Vipers land Thunder Bay scoring leader

Thunder Bay's Todd Skirving has committed to play with the Vernon Vipers for the 2010-11 season. Skirving

He has gone from one of the Vernon Vipers’ biggest fans to one of their most highly-prized prospects.

Thunder Bay’s Todd Skirving was glued to his computer monitor this spring, making use of the B.C. Hockey League’s Pay Per View feature to witness the Snakes’ impressive run to a second straight Royal Bank Cup crown.

A standout with the Thunder Bay AAA Midget Kings last season, Skirving has committed to play with the Vipers for the 2010-11 season. As excited as the Vipers are to have him, Skirving is equally thrilled to be coming to the Okanagan.

“If you wanted a kid that was more excited to play here, I don’t think you could find one,” said Vipers’ assistant coach Jason Williamson. “He had lots of schools on him, but this was his first choice.”

In 76 games as the Kings’ captain, Skirving collected 46 goals and 63 assists to lead Northern Lakes Hockey League scoring with 109 points, earning league MVP in the process.

The 18-year-old centreman says the BCHL brand of hockey, and the Vipers’ winning credentials are what drew him to the club.

“They’ve got a winning tradition and great coaching in Mark Ferner and Jason Williamson,” said Skirving. “It’s good hockey out there, probably the best Junior A hockey in Canada by far.”

While he has yet to visit Vernon, Skirving has twice played with the Kings at the Kelowna International Major Midget Tournament. He collected 2-5-7 in five games at the most recent tourney, held over the Christmas holiday.
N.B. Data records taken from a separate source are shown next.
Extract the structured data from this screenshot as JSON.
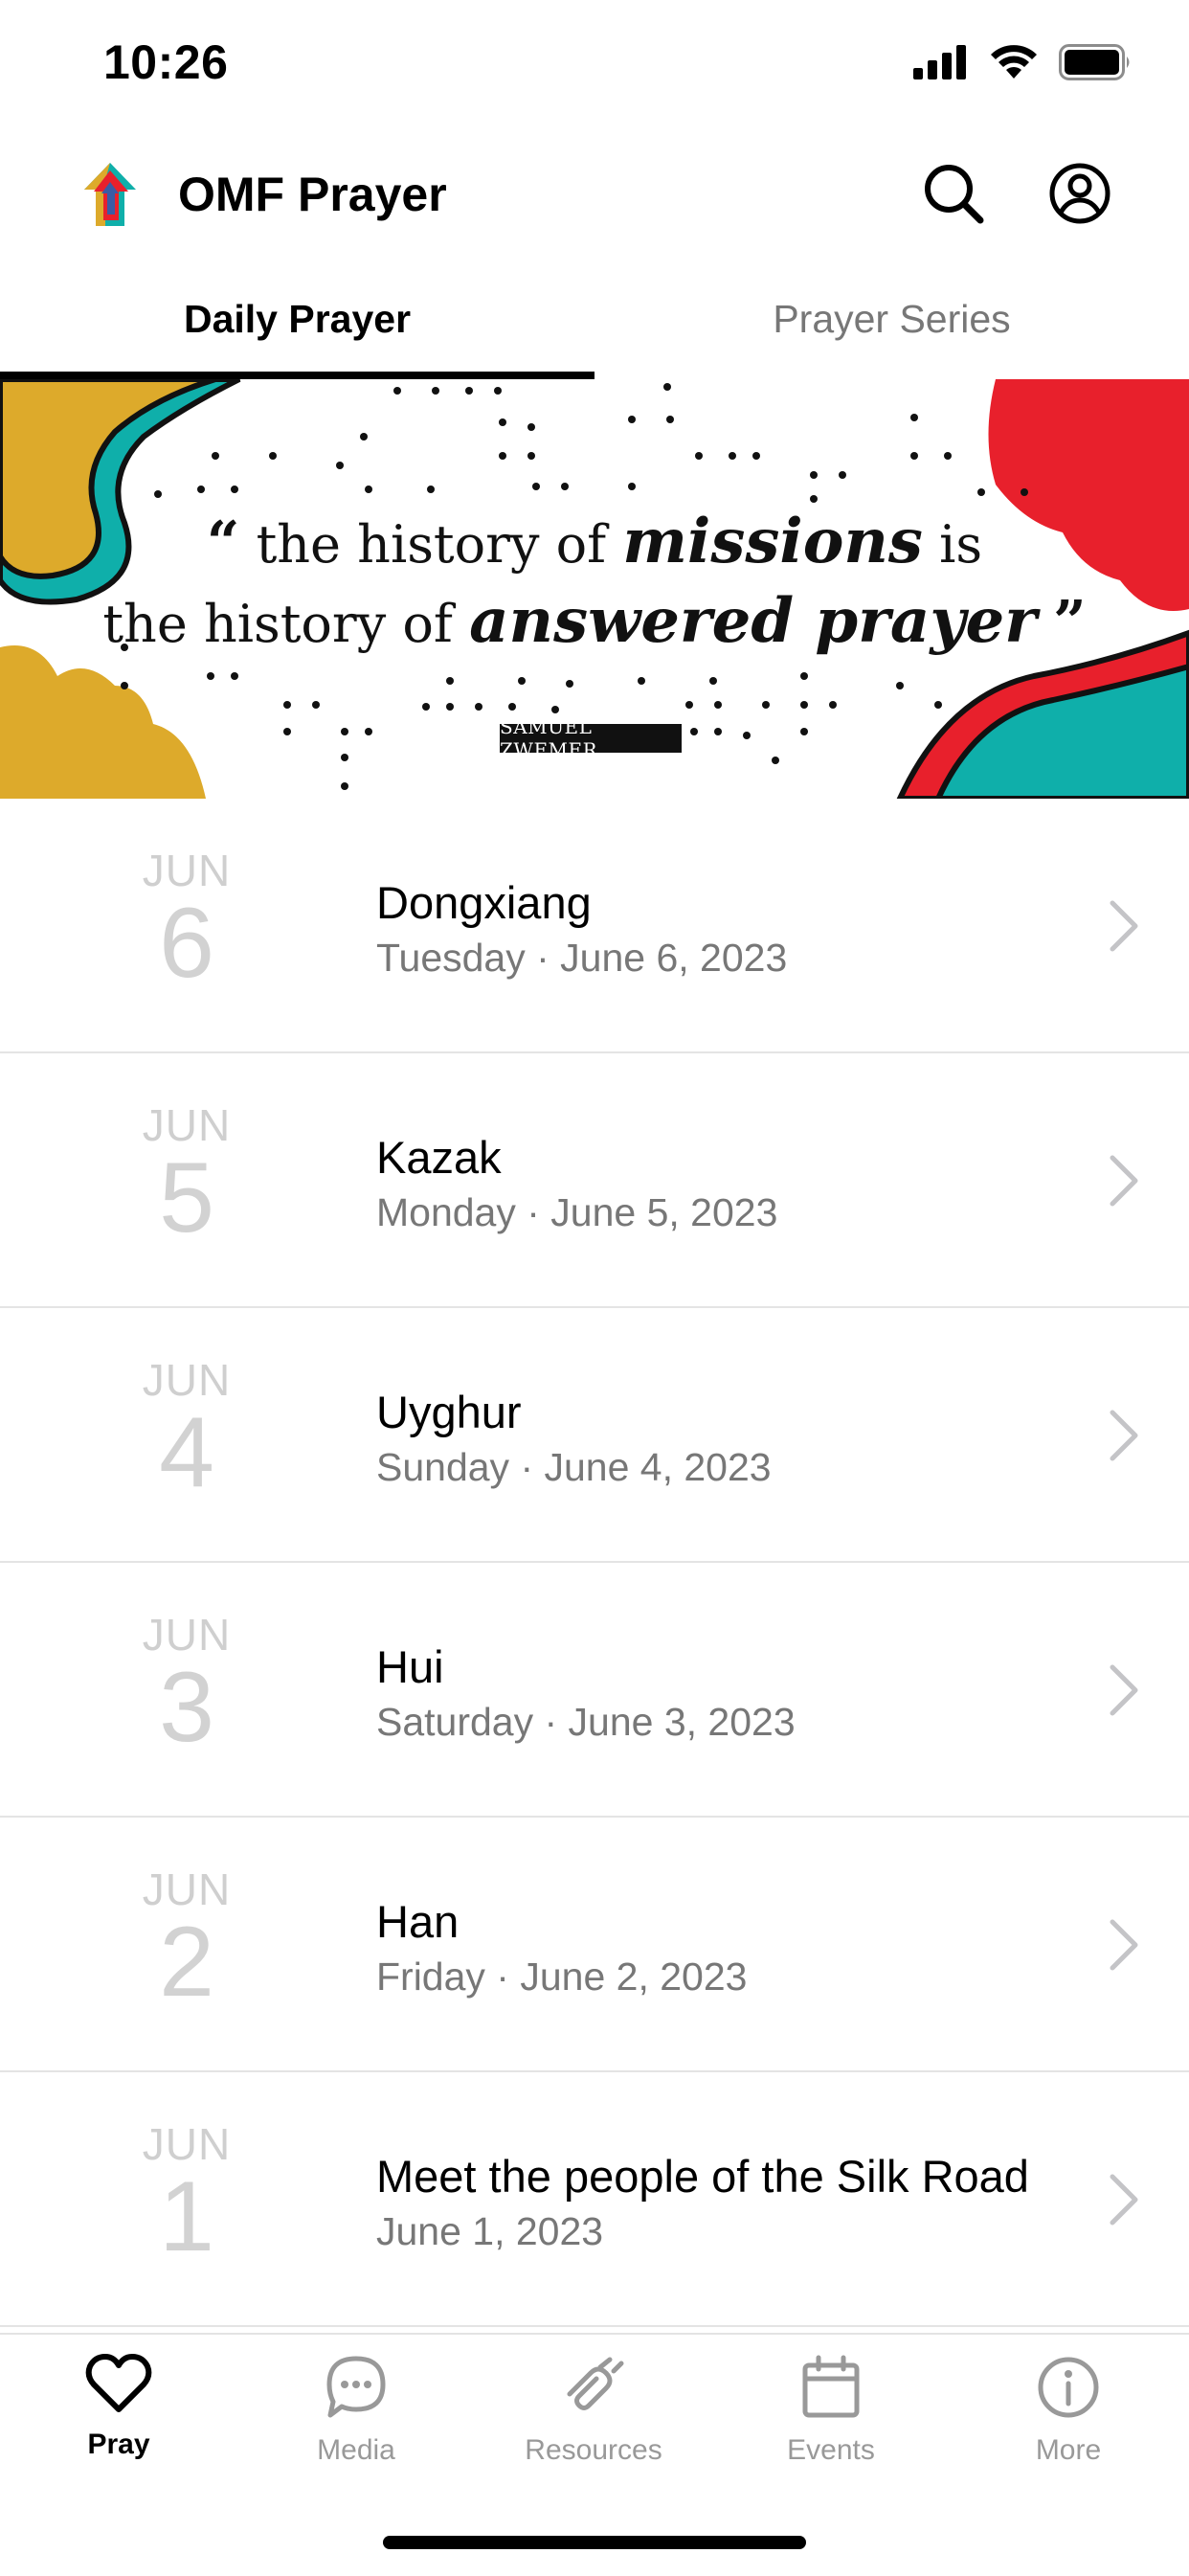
{
  "status_bar": {
    "time": "10:26"
  },
  "header": {
    "title": "OMF Prayer",
    "search_icon": "search-icon",
    "account_icon": "account-icon"
  },
  "tabs": [
    {
      "label": "Daily Prayer",
      "active": true
    },
    {
      "label": "Prayer Series",
      "active": false
    }
  ],
  "banner": {
    "open_quote": "“",
    "line1_pre": "the history of ",
    "line1_bold": "missions",
    "line1_post": " is",
    "line2_pre": "the history of ",
    "line2_bold": "answered prayer",
    "close_quote": "”",
    "author": "SAMUEL ZWEMER",
    "colors": {
      "gold": "#DDAA2B",
      "teal": "#0FAFAA",
      "red": "#E8202C"
    }
  },
  "prayers": [
    {
      "month": "JUN",
      "day": "6",
      "title": "Dongxiang",
      "subtitle": "Tuesday · June 6, 2023"
    },
    {
      "month": "JUN",
      "day": "5",
      "title": "Kazak",
      "subtitle": "Monday · June 5, 2023"
    },
    {
      "month": "JUN",
      "day": "4",
      "title": "Uyghur",
      "subtitle": "Sunday · June 4, 2023"
    },
    {
      "month": "JUN",
      "day": "3",
      "title": "Hui",
      "subtitle": "Saturday · June 3, 2023"
    },
    {
      "month": "JUN",
      "day": "2",
      "title": "Han",
      "subtitle": "Friday · June 2, 2023"
    },
    {
      "month": "JUN",
      "day": "1",
      "title": "Meet the people of the Silk Road",
      "subtitle": "June 1, 2023"
    }
  ],
  "tab_bar": [
    {
      "label": "Pray",
      "icon": "heart-icon",
      "active": true
    },
    {
      "label": "Media",
      "icon": "chat-bubble-icon",
      "active": false
    },
    {
      "label": "Resources",
      "icon": "resources-icon",
      "active": false
    },
    {
      "label": "Events",
      "icon": "calendar-icon",
      "active": false
    },
    {
      "label": "More",
      "icon": "info-icon",
      "active": false
    }
  ]
}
“He was one of the best players at the tournament, and one of the best we’ve scouted all year,” said Williamson.

Describing the 6-foot-2, 175 pounder as a solid all-around player, Williamson says Skirving skates well for a big player and offers sound offensive instincts and leadership skills.

Skirving was sought after by numerous USHL, OHL and other Junior A organizations across North America, and is already being courted by NCAA schools.